For the thumbsticks, Sony has traded the convex, edgeless thumbpads of the DualShock 3 for a concave design with a distinct, raised trim. But the benefit isn't purely for comfort and tactile identification, it actually has a clear impact on precision and consistency. With the DualShock 3, I often found my fingers sliding off the thumbsticks when making fast, pronounced adjustments to my character's movement or aim. With DualShock 4, I was able to keep a firm grip even with just an edge of my thumb clinging to the edge. It's a small, but critical improvement for reducing the travel time from the the thumbstick to an action button or the d-pad.
Sony has also managed to make the already stellar PlayStation d-pad even better by making the buttons slightly higher and giving them a slight, angled indent toward the center. It doesn't quite make the design any more or less precise, it just feels better. Similarly, the textured, rubberized material on the back side of the controller feels much better than the soft, matte finish of the DualShock 3.
But of course, the most important improvements have been made to the triggers and shoulder buttons. Just like the thumbsticks, gone are the DualShock 3's horrid convex triggers, replaced by a thinner, concave design. While still not nearly as pronounced as the Xbox One controller, the curve of DualShock 4's triggers provides a distinct lip for your index fingers to grip onto. The travel distance between the extended position of the triggers and when they're fully depressed is much wider, which makes taps feel much more substantial. But even half-depressions for burst fire felt better. The triggers are springy and responsive, snapping back into place with sharp, fast taps.
Unfortunately, I wasn't provided with any opportunity to test out the integrated trackpad or speaker, but I'm curious to see how shooters and games as a whole will put them to use.

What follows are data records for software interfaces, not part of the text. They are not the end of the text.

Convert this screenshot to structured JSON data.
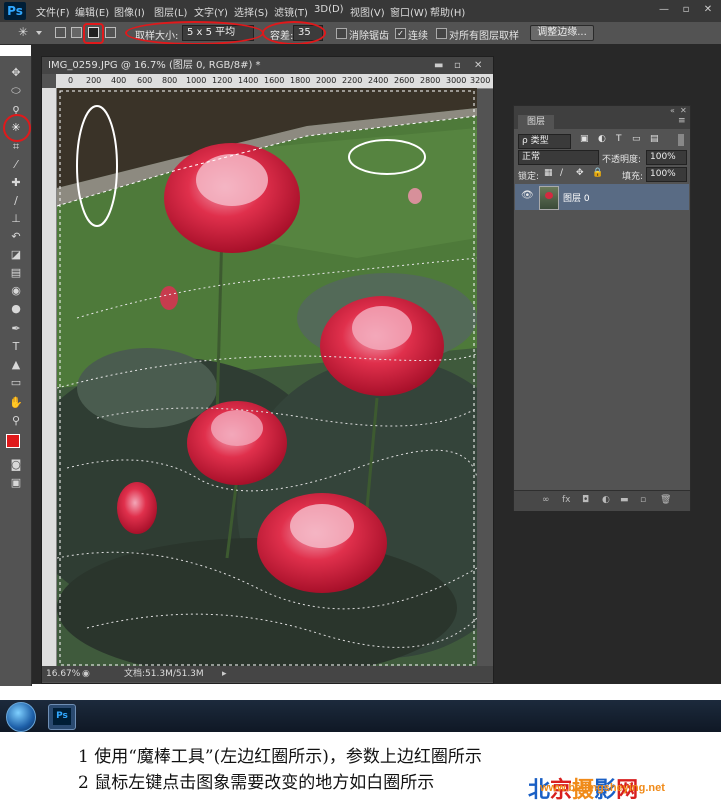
{
  "app": {
    "logo": "Ps"
  },
  "menu": [
    "文件(F)",
    "编辑(E)",
    "图像(I)",
    "图层(L)",
    "文字(Y)",
    "选择(S)",
    "滤镜(T)",
    "3D(D)",
    "视图(V)",
    "窗口(W)",
    "帮助(H)"
  ],
  "window_controls": {
    "minimize": "—",
    "restore": "▫",
    "close": "✕"
  },
  "options": {
    "sample_size_label": "取样大小:",
    "sample_size_value": "5 x 5 平均",
    "tolerance_label": "容差:",
    "tolerance_value": "35",
    "anti_alias_label": "消除锯齿",
    "contiguous_label": "连续",
    "all_layers_label": "对所有图层取样",
    "refine_edge_button": "调整边缘..."
  },
  "document": {
    "tab_title": "IMG_0259.JPG @ 16.7% (图层 0, RGB/8#) *",
    "ruler_ticks": [
      "0",
      "200",
      "400",
      "600",
      "800",
      "1000",
      "1200",
      "1400",
      "1600",
      "1800",
      "2000",
      "2200",
      "2400",
      "2600",
      "2800",
      "3000",
      "3200"
    ],
    "zoom": "16.67%",
    "doc_size": "文档:51.3M/51.3M"
  },
  "layers_panel": {
    "tab": "图层",
    "filter_kind": "ρ 类型",
    "blend_mode": "正常",
    "opacity_label": "不透明度:",
    "opacity_value": "100%",
    "lock_label": "锁定:",
    "fill_label": "填充:",
    "fill_value": "100%",
    "layers": [
      {
        "name": "图层 0"
      }
    ],
    "footer_icons": [
      "link-icon",
      "fx-icon",
      "mask-icon",
      "adjustment-icon",
      "group-icon",
      "new-layer-icon",
      "trash-icon"
    ],
    "footer_glyphs": [
      "∞",
      "fx",
      "◘",
      "◐",
      "▬",
      "▫",
      "🗑"
    ]
  },
  "taskbar": {
    "app_label": "Ps"
  },
  "captions": [
    "1 使用“魔棒工具”(左边红圈所示)，参数上边红圈所示",
    "2 鼠标左键点击图象需要改变的地方如白圈所示"
  ],
  "watermark": {
    "chars": [
      "北",
      "京",
      "摄",
      "影",
      "网"
    ],
    "url": "www.beijingsheying.net",
    "colors": [
      "#1a5fc4",
      "#d81e1e",
      "#f08a18",
      "#1a5fc4",
      "#d81e1e"
    ]
  },
  "colors": {
    "annotation_red": "#e0191b",
    "foreground_swatch": "#e0191b",
    "layer_selected": "#596b84"
  }
}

I can confidently say that the DualShock 4 is better than the DualShock 3 in every way — it's more comfortable to use and hold and unquestionably more precise. Shooter fans that have been apprehensive about adopting a PlayStation platform or have simply suffered from the current controllers less-than-ideal design will be relieved to find that, thus far, the DualShock 4 delivers upon Sony's promises.